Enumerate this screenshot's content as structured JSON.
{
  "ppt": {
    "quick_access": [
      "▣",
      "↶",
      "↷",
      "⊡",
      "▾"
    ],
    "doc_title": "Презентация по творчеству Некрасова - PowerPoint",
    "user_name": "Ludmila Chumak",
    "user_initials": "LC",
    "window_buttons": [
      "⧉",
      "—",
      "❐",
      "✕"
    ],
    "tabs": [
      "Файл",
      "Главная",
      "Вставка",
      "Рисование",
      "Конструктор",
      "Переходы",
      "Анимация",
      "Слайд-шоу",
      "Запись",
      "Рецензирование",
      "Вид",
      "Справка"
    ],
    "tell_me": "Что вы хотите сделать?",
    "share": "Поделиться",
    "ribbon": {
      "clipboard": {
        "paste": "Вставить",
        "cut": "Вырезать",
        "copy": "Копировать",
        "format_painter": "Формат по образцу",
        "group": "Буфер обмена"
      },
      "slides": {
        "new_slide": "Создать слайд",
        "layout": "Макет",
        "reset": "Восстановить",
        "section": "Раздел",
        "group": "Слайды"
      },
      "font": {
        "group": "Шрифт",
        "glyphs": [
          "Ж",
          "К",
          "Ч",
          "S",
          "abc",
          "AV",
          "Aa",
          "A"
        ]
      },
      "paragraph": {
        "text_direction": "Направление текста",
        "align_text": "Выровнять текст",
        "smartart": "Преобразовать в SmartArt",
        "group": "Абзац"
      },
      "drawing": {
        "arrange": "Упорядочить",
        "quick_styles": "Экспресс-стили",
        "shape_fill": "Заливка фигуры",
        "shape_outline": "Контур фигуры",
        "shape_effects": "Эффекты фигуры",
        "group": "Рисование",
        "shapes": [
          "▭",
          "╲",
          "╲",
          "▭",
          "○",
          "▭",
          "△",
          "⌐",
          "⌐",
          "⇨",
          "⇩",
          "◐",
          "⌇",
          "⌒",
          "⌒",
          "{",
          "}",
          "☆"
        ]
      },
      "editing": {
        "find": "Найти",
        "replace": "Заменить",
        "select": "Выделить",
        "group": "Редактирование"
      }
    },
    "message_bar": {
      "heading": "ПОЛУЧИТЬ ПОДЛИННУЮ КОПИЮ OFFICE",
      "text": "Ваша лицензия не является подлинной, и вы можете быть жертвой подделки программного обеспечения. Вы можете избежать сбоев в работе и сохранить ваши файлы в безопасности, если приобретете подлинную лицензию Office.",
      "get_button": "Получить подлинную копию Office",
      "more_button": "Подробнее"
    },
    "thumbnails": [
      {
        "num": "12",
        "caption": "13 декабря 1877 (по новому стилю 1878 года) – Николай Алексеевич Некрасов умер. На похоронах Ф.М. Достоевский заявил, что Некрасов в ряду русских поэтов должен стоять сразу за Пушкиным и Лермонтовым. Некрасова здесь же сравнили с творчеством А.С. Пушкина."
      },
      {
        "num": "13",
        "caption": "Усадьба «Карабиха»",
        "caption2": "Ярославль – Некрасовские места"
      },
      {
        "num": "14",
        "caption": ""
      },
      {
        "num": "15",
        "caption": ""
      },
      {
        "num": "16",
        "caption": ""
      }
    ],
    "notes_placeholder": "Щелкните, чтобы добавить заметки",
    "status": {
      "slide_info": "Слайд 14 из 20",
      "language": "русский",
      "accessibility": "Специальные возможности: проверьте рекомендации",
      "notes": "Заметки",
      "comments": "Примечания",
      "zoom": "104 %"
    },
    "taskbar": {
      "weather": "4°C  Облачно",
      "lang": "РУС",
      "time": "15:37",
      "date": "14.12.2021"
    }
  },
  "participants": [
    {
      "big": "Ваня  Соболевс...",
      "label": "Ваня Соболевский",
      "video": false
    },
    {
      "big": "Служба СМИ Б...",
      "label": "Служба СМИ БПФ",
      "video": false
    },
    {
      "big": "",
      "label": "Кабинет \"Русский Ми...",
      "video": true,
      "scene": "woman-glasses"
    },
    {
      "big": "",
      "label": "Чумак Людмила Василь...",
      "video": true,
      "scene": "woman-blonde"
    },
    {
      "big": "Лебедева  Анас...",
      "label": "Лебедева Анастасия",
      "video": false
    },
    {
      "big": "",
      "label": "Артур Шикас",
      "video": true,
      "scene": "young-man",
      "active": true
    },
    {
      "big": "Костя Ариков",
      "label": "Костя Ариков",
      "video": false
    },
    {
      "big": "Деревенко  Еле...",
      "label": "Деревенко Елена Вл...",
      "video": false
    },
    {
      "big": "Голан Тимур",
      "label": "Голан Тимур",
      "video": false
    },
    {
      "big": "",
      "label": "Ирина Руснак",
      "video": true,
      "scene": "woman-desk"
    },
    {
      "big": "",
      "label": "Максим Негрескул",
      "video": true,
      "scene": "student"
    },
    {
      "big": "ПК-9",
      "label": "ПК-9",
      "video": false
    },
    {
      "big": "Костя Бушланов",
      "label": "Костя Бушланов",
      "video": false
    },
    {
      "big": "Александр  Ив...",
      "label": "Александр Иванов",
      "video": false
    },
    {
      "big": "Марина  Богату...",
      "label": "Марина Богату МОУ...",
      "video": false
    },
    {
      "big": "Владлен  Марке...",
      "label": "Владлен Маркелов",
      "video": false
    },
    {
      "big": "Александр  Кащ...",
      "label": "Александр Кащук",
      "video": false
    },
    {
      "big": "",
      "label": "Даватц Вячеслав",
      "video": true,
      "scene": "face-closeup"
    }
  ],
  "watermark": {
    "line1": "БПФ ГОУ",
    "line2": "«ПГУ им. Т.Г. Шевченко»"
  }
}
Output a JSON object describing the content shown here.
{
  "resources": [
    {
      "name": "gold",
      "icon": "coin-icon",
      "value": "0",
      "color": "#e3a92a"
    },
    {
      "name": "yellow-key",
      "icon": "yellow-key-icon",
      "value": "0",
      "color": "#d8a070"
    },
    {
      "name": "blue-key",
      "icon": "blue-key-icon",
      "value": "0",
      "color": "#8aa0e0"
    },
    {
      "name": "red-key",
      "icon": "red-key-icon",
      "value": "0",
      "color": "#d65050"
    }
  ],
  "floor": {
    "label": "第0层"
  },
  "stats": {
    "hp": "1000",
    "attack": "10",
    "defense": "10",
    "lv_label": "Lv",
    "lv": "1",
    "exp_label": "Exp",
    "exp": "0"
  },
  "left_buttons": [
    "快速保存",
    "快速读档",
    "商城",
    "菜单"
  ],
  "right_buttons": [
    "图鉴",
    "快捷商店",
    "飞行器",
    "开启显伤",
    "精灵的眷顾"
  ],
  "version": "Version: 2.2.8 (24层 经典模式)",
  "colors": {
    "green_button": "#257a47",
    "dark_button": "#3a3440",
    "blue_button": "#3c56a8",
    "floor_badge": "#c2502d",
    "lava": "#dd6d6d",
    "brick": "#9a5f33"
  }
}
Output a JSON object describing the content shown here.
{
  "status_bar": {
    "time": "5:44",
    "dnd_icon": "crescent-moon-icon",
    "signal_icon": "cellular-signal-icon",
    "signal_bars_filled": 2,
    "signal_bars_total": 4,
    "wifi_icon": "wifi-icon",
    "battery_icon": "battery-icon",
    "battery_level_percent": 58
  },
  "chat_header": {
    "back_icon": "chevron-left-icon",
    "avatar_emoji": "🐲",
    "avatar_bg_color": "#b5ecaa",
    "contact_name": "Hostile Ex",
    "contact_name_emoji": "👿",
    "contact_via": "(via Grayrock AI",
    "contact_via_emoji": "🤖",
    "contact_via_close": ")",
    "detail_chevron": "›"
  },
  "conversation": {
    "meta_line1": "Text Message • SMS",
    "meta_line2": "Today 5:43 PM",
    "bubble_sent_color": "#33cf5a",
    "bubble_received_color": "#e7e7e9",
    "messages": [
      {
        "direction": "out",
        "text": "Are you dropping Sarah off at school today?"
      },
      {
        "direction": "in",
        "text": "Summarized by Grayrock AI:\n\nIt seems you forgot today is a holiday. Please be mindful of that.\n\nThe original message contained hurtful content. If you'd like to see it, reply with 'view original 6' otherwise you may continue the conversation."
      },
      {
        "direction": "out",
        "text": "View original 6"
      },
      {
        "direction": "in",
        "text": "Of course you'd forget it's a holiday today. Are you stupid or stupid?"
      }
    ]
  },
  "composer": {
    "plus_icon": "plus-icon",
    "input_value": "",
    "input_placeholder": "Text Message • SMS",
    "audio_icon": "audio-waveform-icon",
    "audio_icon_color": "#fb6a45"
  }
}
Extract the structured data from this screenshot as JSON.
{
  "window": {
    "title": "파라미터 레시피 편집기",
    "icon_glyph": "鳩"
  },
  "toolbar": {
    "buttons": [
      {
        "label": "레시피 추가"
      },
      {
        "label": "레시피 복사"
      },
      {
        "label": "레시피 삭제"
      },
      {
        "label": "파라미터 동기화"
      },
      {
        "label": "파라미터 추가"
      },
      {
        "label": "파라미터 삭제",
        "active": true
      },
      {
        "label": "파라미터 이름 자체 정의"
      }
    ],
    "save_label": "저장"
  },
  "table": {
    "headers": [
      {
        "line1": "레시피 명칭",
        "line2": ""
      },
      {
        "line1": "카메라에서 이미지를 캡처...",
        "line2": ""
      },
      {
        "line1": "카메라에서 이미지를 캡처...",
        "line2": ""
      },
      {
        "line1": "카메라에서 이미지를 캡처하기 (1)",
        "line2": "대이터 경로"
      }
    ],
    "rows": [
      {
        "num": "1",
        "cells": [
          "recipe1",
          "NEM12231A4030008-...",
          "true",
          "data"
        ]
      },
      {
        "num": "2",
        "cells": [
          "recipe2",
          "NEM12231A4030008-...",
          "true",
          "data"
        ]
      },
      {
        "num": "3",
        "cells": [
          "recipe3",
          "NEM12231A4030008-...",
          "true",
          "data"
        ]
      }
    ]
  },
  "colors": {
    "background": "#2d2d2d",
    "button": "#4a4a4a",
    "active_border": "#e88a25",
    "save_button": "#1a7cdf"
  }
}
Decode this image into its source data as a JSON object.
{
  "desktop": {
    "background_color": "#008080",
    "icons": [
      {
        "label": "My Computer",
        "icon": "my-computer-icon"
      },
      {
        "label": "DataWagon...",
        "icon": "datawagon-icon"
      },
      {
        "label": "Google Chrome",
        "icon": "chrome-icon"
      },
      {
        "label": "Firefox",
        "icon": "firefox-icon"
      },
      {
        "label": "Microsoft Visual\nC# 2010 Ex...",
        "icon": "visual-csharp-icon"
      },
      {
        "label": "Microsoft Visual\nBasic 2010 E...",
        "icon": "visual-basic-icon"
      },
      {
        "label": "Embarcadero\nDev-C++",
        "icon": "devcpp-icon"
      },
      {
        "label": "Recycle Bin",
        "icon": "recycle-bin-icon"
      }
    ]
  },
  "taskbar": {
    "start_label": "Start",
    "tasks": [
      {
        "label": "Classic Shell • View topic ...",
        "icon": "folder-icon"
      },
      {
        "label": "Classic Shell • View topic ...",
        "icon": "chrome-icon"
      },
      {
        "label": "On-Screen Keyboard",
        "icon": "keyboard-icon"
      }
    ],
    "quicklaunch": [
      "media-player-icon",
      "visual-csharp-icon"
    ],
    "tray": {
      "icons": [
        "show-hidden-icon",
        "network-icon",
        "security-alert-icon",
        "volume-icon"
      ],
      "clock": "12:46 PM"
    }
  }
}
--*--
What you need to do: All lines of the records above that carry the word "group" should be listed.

Worked solution:
        "group": "Буфер обмена"
        "group": "Слайды"
        "group": "Шрифт",
        "group": "Абзац"
        "group": "Рисование",
        "group": "Редактирование"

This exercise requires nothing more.